INFORMATION PROVIDED.
----

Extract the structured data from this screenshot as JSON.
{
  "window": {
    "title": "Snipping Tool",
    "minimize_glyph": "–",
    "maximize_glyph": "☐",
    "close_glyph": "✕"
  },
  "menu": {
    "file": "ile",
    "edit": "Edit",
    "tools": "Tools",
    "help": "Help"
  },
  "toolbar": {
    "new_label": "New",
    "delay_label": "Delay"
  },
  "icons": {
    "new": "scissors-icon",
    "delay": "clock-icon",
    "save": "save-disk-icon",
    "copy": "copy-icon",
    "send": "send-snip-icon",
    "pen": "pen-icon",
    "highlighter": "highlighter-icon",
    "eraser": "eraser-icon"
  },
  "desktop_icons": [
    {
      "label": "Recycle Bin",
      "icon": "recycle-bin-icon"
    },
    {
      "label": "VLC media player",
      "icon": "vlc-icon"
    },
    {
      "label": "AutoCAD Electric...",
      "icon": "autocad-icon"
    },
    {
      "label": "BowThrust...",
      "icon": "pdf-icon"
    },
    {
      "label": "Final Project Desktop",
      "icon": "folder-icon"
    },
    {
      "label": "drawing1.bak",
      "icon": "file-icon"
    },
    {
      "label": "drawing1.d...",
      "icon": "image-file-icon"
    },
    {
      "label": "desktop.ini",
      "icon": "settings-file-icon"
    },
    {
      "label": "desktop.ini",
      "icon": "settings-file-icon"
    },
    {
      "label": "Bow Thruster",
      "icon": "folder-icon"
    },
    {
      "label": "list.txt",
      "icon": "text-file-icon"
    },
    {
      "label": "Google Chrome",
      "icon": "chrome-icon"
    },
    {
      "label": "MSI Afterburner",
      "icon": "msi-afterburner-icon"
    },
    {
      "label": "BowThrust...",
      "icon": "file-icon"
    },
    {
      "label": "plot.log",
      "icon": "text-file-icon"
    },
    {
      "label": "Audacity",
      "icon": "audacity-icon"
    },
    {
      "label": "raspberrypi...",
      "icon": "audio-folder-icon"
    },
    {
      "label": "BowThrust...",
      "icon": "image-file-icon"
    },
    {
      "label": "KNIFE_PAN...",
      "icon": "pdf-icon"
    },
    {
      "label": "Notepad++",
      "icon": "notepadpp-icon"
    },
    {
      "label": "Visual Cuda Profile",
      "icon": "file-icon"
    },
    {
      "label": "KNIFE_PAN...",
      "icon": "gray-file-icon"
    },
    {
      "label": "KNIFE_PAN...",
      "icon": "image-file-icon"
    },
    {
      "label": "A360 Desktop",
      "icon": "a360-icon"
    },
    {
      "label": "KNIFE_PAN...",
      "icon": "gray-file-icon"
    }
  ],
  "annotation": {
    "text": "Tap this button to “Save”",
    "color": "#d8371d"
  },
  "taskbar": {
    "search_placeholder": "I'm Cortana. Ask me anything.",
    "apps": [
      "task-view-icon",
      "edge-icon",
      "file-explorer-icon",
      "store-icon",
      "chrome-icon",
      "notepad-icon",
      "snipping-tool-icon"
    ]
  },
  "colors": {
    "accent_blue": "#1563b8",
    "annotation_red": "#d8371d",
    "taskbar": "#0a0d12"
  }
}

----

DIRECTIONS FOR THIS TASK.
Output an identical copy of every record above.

WRITTEN ANSWER.
Extract the structured data from this screenshot as JSON.
{
  "window": {
    "title": "Snipping Tool",
    "minimize_glyph": "–",
    "maximize_glyph": "☐",
    "close_glyph": "✕"
  },
  "menu": {
    "file": "ile",
    "edit": "Edit",
    "tools": "Tools",
    "help": "Help"
  },
  "toolbar": {
    "new_label": "New",
    "delay_label": "Delay"
  },
  "icons": {
    "new": "scissors-icon",
    "delay": "clock-icon",
    "save": "save-disk-icon",
    "copy": "copy-icon",
    "send": "send-snip-icon",
    "pen": "pen-icon",
    "highlighter": "highlighter-icon",
    "eraser": "eraser-icon"
  },
  "desktop_icons": [
    {
      "label": "Recycle Bin",
      "icon": "recycle-bin-icon"
    },
    {
      "label": "VLC media player",
      "icon": "vlc-icon"
    },
    {
      "label": "AutoCAD Electric...",
      "icon": "autocad-icon"
    },
    {
      "label": "BowThrust...",
      "icon": "pdf-icon"
    },
    {
      "label": "Final Project Desktop",
      "icon": "folder-icon"
    },
    {
      "label": "drawing1.bak",
      "icon": "file-icon"
    },
    {
      "label": "drawing1.d...",
      "icon": "image-file-icon"
    },
    {
      "label": "desktop.ini",
      "icon": "settings-file-icon"
    },
    {
      "label": "desktop.ini",
      "icon": "settings-file-icon"
    },
    {
      "label": "Bow Thruster",
      "icon": "folder-icon"
    },
    {
      "label": "list.txt",
      "icon": "text-file-icon"
    },
    {
      "label": "Google Chrome",
      "icon": "chrome-icon"
    },
    {
      "label": "MSI Afterburner",
      "icon": "msi-afterburner-icon"
    },
    {
      "label": "BowThrust...",
      "icon": "file-icon"
    },
    {
      "label": "plot.log",
      "icon": "text-file-icon"
    },
    {
      "label": "Audacity",
      "icon": "audacity-icon"
    },
    {
      "label": "raspberrypi...",
      "icon": "audio-folder-icon"
    },
    {
      "label": "BowThrust...",
      "icon": "image-file-icon"
    },
    {
      "label": "KNIFE_PAN...",
      "icon": "pdf-icon"
    },
    {
      "label": "Notepad++",
      "icon": "notepadpp-icon"
    },
    {
      "label": "Visual Cuda Profile",
      "icon": "file-icon"
    },
    {
      "label": "KNIFE_PAN...",
      "icon": "gray-file-icon"
    },
    {
      "label": "KNIFE_PAN...",
      "icon": "image-file-icon"
    },
    {
      "label": "A360 Desktop",
      "icon": "a360-icon"
    },
    {
      "label": "KNIFE_PAN...",
      "icon": "gray-file-icon"
    }
  ],
  "annotation": {
    "text": "Tap this button to “Save”",
    "color": "#d8371d"
  },
  "taskbar": {
    "search_placeholder": "I'm Cortana. Ask me anything.",
    "apps": [
      "task-view-icon",
      "edge-icon",
      "file-explorer-icon",
      "store-icon",
      "chrome-icon",
      "notepad-icon",
      "snipping-tool-icon"
    ]
  },
  "colors": {
    "accent_blue": "#1563b8",
    "annotation_red": "#d8371d",
    "taskbar": "#0a0d12"
  }
}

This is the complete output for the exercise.